── EXCERPTED RECORDS
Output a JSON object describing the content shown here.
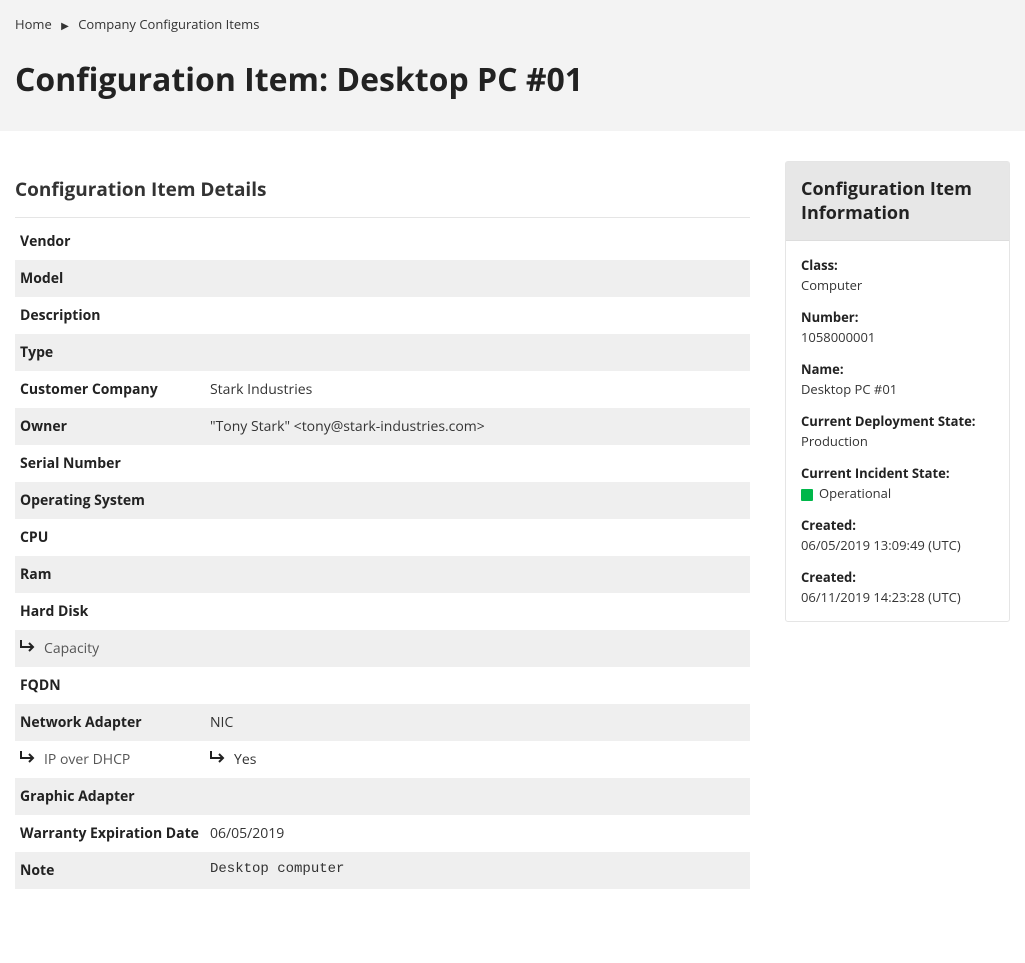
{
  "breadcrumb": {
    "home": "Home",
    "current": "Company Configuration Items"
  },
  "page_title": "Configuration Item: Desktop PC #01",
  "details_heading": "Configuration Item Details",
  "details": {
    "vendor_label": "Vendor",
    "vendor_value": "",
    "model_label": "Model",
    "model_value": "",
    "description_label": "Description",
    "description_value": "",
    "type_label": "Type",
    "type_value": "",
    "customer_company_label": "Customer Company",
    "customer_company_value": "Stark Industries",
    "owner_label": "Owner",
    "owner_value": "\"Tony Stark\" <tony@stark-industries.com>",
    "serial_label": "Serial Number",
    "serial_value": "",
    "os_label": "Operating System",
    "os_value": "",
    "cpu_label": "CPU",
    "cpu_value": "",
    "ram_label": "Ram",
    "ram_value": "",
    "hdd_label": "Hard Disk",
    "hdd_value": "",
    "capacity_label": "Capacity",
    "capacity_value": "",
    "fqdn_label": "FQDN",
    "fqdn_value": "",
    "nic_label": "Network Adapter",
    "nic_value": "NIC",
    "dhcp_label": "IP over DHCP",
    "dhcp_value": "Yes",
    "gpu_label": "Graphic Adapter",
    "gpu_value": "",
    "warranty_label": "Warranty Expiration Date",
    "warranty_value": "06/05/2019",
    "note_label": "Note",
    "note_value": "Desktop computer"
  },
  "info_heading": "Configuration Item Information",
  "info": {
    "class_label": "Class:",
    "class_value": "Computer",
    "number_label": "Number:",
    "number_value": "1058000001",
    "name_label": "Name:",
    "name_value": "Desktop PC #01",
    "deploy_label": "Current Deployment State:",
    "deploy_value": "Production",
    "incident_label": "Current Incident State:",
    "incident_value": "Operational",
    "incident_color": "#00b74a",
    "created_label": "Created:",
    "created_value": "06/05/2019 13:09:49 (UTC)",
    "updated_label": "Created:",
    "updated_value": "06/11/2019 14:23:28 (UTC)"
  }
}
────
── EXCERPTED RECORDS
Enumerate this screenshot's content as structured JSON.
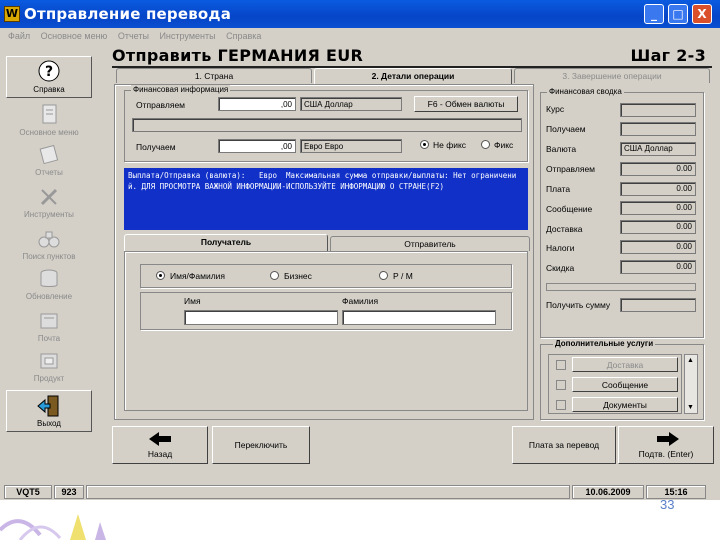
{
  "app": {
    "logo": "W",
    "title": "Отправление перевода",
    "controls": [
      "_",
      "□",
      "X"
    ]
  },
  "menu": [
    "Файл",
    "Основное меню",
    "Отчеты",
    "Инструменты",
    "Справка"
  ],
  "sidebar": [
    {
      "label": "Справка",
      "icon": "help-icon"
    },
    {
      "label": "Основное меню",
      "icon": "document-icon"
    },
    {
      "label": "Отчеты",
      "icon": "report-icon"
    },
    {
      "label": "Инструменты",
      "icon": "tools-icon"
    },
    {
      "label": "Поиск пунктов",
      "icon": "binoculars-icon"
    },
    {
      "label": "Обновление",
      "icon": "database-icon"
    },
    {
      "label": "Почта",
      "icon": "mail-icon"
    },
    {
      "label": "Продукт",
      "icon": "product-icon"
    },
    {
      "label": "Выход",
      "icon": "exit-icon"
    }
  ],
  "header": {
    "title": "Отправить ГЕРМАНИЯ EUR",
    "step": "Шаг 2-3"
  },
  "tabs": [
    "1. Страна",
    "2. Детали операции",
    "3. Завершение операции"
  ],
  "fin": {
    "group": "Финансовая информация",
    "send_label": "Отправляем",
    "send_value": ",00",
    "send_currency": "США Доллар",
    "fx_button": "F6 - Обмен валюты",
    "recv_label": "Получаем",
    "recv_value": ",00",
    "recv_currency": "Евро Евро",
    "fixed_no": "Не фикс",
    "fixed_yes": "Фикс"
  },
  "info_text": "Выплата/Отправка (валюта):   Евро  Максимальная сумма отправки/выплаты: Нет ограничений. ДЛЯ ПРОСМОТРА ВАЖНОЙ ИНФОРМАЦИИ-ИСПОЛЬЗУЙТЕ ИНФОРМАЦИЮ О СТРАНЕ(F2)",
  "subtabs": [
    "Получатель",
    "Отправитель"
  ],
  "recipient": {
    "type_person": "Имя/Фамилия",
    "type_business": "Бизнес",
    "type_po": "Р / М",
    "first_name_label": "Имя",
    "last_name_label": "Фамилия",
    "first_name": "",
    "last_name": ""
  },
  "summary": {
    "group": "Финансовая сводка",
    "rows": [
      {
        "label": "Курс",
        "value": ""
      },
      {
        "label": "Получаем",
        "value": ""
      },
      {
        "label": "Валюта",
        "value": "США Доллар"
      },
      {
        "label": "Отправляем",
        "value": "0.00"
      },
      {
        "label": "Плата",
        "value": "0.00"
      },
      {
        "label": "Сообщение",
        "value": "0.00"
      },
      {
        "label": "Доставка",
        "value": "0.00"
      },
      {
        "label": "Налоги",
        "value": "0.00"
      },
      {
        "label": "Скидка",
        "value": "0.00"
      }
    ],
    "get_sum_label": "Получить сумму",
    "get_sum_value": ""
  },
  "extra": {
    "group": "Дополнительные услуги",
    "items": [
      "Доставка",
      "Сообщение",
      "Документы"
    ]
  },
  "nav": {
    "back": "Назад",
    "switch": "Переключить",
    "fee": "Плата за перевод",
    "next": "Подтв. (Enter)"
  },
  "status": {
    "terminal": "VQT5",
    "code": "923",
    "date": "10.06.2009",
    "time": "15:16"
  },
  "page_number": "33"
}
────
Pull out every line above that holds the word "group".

    "group": "Финансовая информация",
    "group": "Финансовая сводка",
    "group": "Дополнительные услуги",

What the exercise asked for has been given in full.